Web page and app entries
==================================================

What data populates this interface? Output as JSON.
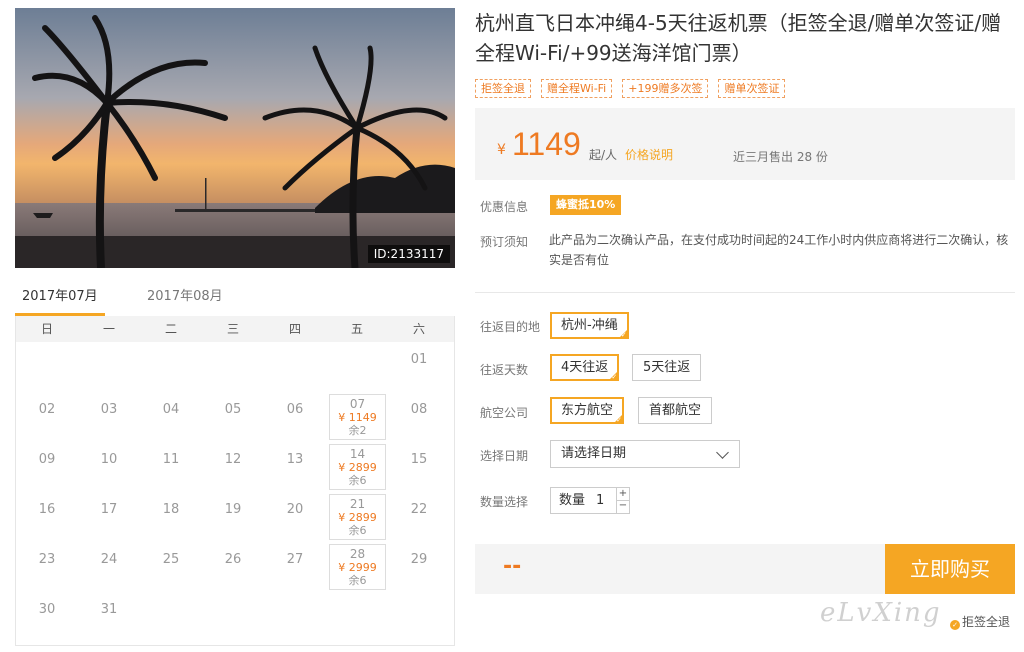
{
  "photo": {
    "id_label": "ID:2133117"
  },
  "calendar": {
    "tabs": [
      {
        "label": "2017年07月",
        "active": true
      },
      {
        "label": "2017年08月",
        "active": false
      }
    ],
    "weekdays": [
      "日",
      "一",
      "二",
      "三",
      "四",
      "五",
      "六"
    ],
    "weeks": [
      [
        null,
        null,
        null,
        null,
        null,
        null,
        {
          "day": "01"
        }
      ],
      [
        {
          "day": "02"
        },
        {
          "day": "03"
        },
        {
          "day": "04"
        },
        {
          "day": "05"
        },
        {
          "day": "06"
        },
        {
          "day": "07",
          "price": "¥ 1149",
          "stock": "余2"
        },
        {
          "day": "08"
        }
      ],
      [
        {
          "day": "09"
        },
        {
          "day": "10"
        },
        {
          "day": "11"
        },
        {
          "day": "12"
        },
        {
          "day": "13"
        },
        {
          "day": "14",
          "price": "¥ 2899",
          "stock": "余6"
        },
        {
          "day": "15"
        }
      ],
      [
        {
          "day": "16"
        },
        {
          "day": "17"
        },
        {
          "day": "18"
        },
        {
          "day": "19"
        },
        {
          "day": "20"
        },
        {
          "day": "21",
          "price": "¥ 2899",
          "stock": "余6"
        },
        {
          "day": "22"
        }
      ],
      [
        {
          "day": "23"
        },
        {
          "day": "24"
        },
        {
          "day": "25"
        },
        {
          "day": "26"
        },
        {
          "day": "27"
        },
        {
          "day": "28",
          "price": "¥ 2999",
          "stock": "余6"
        },
        {
          "day": "29"
        }
      ],
      [
        {
          "day": "30"
        },
        {
          "day": "31"
        },
        null,
        null,
        null,
        null,
        null
      ]
    ]
  },
  "product": {
    "title": "杭州直飞日本冲绳4-5天往返机票（拒签全退/赠单次签证/赠全程Wi-Fi/+99送海洋馆门票）",
    "tags": [
      "拒签全退",
      "赠全程Wi-Fi",
      "+199赠多次签",
      "赠单次签证"
    ]
  },
  "price_box": {
    "currency": "¥",
    "price": "1149",
    "unit": "起/人",
    "explain_link": "价格说明",
    "sold": "近三月售出 28 份"
  },
  "info": {
    "promo_label": "优惠信息",
    "promo_badge": "蜂蜜抵10%",
    "notice_label": "预订须知",
    "notice_text": "此产品为二次确认产品，在支付成功时间起的24工作小时内供应商将进行二次确认，核实是否有位"
  },
  "options": {
    "destination": {
      "label": "往返目的地",
      "choices": [
        "杭州-冲绳"
      ]
    },
    "days": {
      "label": "往返天数",
      "choices": [
        "4天往返",
        "5天往返"
      ]
    },
    "airline": {
      "label": "航空公司",
      "choices": [
        "东方航空",
        "首都航空"
      ]
    },
    "date": {
      "label": "选择日期",
      "placeholder": "请选择日期"
    },
    "quantity": {
      "label": "数量选择",
      "field_label": "数量",
      "value": "1",
      "plus": "+",
      "minus": "−"
    }
  },
  "purchase": {
    "total": "--",
    "buy_label": "立即购买"
  },
  "watermark": "eLvXing",
  "refund_note": "拒签全退",
  "colors": {
    "accent": "#f5a623",
    "price": "#ee7a22"
  }
}
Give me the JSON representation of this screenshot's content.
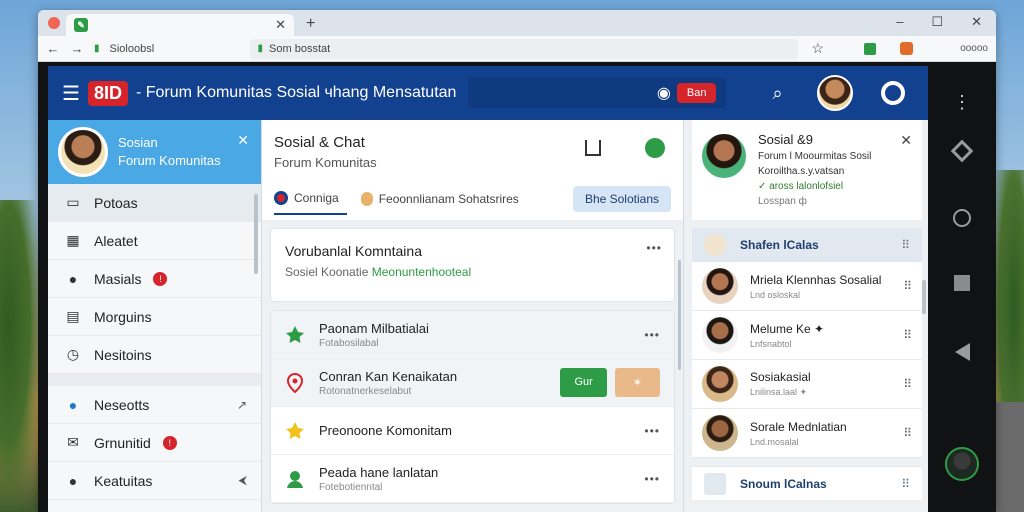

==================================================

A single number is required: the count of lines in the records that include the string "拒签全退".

== Exercise output ==
3